  • A windfall for tree removers

    While most people were running for cover during Sunday's violent windstorm, Todd Gammon and his crew were out hauling off tree limbs as they fell down.

    Gammon, who owns Gammon Tree Service, got his first call shortly after noon on Sunday - just as the wind began to gust.

    "As soon as it [the storm] hit, my phone started ringing," he said. "And we worked right through that storm."

    Since Sunday, Gammon and his crew of six have been putting in 13-hour days - working from dawn till dusk - and will likely stay at this pace for at least two more weeks.

  • New dentist in town

    Who I am: Christina Scheer-Whitsett, D.M.D

    Where: Main Street Dental, 706 Main Street, Shelbyville

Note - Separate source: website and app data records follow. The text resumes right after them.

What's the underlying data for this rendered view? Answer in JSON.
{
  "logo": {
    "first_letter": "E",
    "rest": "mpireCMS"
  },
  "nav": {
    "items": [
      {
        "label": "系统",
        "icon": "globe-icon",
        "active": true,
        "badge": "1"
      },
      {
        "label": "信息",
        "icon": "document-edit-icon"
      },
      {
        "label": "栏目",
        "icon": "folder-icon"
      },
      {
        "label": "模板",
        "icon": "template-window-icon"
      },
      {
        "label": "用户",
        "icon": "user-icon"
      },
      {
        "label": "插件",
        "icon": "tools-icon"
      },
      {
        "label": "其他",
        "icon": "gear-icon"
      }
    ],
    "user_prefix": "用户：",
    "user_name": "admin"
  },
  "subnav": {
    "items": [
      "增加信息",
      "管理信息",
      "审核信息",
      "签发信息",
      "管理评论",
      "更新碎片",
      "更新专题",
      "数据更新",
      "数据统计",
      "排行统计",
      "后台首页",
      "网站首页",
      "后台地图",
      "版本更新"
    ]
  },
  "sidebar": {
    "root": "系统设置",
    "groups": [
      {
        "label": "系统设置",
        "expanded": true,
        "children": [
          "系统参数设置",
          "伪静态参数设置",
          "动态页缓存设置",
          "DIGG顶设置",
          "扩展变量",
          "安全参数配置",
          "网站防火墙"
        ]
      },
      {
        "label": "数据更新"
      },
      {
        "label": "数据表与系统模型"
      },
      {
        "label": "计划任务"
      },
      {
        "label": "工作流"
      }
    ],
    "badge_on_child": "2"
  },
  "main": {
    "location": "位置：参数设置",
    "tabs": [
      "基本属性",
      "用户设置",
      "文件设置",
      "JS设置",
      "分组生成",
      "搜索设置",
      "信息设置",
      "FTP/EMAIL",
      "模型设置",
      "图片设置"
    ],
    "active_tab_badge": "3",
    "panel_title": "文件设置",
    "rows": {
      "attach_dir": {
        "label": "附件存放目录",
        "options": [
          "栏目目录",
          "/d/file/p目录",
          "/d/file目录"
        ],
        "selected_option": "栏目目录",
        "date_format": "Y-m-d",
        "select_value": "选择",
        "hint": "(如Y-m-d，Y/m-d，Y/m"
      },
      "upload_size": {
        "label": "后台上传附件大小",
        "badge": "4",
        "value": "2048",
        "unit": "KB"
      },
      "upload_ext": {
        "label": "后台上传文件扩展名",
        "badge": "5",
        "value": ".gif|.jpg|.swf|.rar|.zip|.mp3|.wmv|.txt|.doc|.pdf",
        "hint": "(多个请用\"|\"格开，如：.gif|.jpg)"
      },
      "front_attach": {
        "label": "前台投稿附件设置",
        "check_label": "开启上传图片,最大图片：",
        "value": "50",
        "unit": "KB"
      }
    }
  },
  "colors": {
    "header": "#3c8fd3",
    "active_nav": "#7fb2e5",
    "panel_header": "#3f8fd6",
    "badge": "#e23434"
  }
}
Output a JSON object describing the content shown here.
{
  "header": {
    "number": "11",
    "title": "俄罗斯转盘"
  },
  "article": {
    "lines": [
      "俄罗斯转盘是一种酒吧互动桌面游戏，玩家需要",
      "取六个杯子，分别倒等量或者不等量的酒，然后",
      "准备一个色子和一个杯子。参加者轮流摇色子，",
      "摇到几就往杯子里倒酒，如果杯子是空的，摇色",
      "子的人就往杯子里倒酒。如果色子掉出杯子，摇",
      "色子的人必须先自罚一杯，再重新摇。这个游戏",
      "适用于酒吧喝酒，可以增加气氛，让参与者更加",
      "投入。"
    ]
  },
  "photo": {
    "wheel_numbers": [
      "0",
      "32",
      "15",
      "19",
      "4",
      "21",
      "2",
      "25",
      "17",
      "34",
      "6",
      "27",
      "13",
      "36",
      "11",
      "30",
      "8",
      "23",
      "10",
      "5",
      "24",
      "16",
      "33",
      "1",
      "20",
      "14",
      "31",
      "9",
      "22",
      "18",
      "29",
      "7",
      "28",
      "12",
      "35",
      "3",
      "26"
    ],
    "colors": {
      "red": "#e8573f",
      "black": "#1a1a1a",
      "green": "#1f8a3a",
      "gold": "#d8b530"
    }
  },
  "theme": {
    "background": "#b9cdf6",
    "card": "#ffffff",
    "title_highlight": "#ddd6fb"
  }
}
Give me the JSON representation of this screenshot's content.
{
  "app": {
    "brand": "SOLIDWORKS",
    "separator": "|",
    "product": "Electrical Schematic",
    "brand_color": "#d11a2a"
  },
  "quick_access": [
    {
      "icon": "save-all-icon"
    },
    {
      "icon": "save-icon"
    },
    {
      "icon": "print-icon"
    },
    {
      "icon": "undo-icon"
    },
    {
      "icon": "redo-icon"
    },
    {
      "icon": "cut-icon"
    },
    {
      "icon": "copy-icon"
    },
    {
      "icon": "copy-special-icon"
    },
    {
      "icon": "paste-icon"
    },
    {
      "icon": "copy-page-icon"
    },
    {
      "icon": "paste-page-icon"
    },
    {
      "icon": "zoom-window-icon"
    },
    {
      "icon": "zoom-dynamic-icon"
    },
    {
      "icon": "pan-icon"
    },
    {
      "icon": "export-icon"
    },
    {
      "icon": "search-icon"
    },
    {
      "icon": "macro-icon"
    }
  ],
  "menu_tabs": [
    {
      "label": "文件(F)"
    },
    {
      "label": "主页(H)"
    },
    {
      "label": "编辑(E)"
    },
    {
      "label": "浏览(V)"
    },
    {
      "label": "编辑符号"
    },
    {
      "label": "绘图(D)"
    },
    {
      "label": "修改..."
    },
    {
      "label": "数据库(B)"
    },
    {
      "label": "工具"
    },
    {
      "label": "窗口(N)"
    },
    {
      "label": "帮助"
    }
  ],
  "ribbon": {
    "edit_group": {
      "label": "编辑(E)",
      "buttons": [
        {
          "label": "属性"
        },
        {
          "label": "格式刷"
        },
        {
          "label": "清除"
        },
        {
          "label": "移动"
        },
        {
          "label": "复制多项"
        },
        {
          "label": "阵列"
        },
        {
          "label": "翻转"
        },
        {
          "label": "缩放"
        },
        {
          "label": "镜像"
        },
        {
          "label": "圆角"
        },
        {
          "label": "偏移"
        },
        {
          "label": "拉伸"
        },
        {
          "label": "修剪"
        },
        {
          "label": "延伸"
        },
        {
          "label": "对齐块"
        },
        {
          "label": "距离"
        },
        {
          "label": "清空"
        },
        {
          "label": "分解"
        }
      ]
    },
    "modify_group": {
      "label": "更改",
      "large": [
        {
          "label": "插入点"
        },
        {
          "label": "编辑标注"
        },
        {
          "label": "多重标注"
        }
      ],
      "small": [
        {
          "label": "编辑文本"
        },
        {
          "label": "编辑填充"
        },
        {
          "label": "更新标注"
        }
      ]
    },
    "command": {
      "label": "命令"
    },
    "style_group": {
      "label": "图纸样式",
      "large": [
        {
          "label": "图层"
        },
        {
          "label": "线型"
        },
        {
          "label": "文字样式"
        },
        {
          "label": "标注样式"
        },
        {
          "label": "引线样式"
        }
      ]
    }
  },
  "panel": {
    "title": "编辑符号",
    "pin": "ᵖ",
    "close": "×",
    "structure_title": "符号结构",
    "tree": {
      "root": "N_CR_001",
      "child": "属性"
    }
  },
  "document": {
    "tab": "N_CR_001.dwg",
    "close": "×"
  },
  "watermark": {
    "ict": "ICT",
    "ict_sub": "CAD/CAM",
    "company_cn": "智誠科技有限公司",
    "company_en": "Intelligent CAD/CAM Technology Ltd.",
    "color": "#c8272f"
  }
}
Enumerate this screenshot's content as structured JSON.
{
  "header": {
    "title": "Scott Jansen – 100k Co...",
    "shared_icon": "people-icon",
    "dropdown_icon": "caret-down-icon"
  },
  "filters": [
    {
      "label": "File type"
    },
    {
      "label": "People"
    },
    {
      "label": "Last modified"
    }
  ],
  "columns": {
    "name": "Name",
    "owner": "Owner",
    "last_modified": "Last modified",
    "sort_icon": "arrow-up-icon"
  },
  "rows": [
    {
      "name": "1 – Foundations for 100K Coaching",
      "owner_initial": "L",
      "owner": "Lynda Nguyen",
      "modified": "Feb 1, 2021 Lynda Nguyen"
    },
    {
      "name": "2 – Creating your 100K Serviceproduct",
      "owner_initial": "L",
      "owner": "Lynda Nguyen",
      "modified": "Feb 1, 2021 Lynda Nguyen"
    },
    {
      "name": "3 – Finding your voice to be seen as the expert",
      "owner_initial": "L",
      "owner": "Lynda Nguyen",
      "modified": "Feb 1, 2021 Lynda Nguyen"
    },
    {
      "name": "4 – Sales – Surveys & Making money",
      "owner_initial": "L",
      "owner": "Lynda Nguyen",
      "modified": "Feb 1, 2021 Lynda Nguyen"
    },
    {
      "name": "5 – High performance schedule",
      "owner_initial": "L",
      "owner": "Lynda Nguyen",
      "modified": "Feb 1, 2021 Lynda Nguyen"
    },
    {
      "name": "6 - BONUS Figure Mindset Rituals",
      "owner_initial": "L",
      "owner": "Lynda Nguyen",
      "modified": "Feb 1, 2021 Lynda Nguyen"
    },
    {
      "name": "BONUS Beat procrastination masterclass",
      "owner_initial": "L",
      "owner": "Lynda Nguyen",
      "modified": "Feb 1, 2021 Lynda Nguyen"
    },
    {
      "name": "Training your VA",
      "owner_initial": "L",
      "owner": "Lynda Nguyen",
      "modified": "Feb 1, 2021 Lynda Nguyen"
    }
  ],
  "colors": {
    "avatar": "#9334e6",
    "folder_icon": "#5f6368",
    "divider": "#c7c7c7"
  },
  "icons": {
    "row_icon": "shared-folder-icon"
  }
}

    What I do: Scheer-Whitsett has recently taken over the practice of R. Scott Thompson, who was called into active duty with the military. She does all standard dental procedures including crowns, bridges, cleanings, and root canals.

    I say: "When a patient is in my chair they are my priority," she said. "I pride myself on being very thorough and patient. I always listen to my patients."

  • Goodwill to stop accepting TVs, computers

    Earlier this year, it was announced that all television stations would soon be broadcasting digitally. This effectively put all pure analog sets on the endangered species list.

    With the desirability of these sets severely tarnished, the number of older model TVs lodged at local Goodwill stores grew.

    And with no one wanting to buy these sets, Goodwill soon had a costly problem on its hands. Too many sets and not enough buyers.

  • BBB: Be careful when buying event tickets online

    Tickets to the Ryder Cup to be played Sept. 16-21 at the PGA's Valhalla Golf Club in Louisville are sold out to the general public, but they often are advertised by broker's and other ticket-selling services.

    The Better Business Bureau has issued a warning to sports, music, and theater fans about one such online service -- TicketsMyWay.com.

    Hundreds of complaints against the company, which is run by Las Vegas-based Event Tickets LLC, have been pouring in from consumers across the country.

  • Sew, what's in a name?

    Deborah Morton held up a handbag with her name embroidered on it.

    "Everybody loves to see their name," she said. "If you come here, I may not be able to put your name up in lights, but I can do the next best thing. With monogramming, it takes your personal name or design and puts it on everyday objects that can show the world your unique personality."

    Morton's motto is, "Let us personalize your world."

    Her shop, "Emmagination," is located inside Keepsake at 117 Washington Street next to the public library.

  • Tattoo taboo? - Shop set to open downtown, location draws mixed responses

    Starting next week, visitors to downtown Shelbyville will be able to walk to an art gallery, an antique store, and a tattoo parlor all within a single block.

    For some, having a tattoo parlor located in historic downtown Shelbyville might be out of place. But shop owner Ray Holland said his establishment fits right in and will be an asset to downtown and other businesses there.

    Holland, the owner of Native Ink Tattoo Shop at 711 Main St., said the taboos surrounding tattoos and tattoo parlors are quickly fading.

  • BBB reports Americans' trust in business has dropped

    Better Business Bureau announced findings from its second BBB/Gallup Trust in Business Index survey, noting American consumers say in a seven-month period their trust in businesses has fallen in 13 of 15 industries measured, with an overall composite Index decline in consumer trust of 14 percent. And nearly half (47 percent) of those surveyed say they have only "some, very little or no trust at all" in companies they do business with in everyday life.